Insect Highlight: Trichoptera - Caddisflies
Updated: Feb 23
By Hope Chappuis
Caddisflies are a magical group of insects closely related to moths and butterflies, which can make silk from glands in their body and head. Caddisfly larvae build mini, case-like houses with silk, sand, pebbles, stones, and twigs to protect themselves in streams and rivers. The larvae, or immature stages, are aquatic, but the adults emerge from the aquatic environments to mate.
How do I identify a Caddisfly?
Caddisflies, which are in the insect order Trichoptera, resemble caterpillars but with a sclerotized or hardened head and thoracic plate (covers the thorax). Larval caddisflies can also be identified by the anal claw on the end of their long soft abdomen. Adult caddisflies have wings and long antennae and when resting, fold their wings over the top of their body, like a roof or tent.
Where can I find Caddisflies?
Caddisflies frequent cold, clean streams and rivers in freshwater habitats across the world. They can be recognized by their retreats and cases found many times under rocks. A good place to look for caddisfly adults is near streams on logs or rocks in the late spring or early summer.
Quick-fire Fun Facts
Trichoptera is the largest order of truly aquatic insects.
Caddisflies are often models for angler lures, as they are a tasty treat for fish.
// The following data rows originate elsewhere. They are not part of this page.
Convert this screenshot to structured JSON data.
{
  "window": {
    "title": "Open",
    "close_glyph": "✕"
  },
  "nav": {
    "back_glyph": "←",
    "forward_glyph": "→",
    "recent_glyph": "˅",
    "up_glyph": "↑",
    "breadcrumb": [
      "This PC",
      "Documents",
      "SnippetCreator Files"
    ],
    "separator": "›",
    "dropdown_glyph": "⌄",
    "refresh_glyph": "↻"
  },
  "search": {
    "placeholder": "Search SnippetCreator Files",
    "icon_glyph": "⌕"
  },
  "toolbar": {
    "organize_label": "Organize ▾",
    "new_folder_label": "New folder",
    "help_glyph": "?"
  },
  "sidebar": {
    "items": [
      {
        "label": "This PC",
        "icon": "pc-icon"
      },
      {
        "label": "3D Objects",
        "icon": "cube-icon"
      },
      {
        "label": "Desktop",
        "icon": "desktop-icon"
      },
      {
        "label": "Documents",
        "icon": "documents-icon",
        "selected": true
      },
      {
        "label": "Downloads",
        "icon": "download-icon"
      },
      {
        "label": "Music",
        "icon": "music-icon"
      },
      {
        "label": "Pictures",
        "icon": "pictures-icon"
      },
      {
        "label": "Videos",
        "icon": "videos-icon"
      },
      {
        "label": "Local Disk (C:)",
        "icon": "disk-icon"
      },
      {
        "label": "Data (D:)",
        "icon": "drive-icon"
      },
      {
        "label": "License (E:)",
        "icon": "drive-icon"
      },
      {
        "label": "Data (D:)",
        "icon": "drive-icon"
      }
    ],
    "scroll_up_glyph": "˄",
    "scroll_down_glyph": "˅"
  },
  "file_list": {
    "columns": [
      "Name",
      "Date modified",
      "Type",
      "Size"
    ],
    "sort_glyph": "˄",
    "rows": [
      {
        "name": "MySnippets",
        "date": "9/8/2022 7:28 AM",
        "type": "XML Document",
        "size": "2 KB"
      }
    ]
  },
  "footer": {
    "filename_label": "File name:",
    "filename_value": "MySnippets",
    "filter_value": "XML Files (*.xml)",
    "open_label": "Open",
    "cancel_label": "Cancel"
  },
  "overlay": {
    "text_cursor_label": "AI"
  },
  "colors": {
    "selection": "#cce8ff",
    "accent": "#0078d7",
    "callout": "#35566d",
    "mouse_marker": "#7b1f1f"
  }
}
Fishermen also often search for areas where there is an emergence of caddisflies in the spring as the larvae of many species grow quickly when temperatures warm after lying dormant in the winter.
The retreat or case of a caddisfly can help to identify the taxon based on the material of which it is made.
Various species of caddisflies are also known to emerge as adults in winter.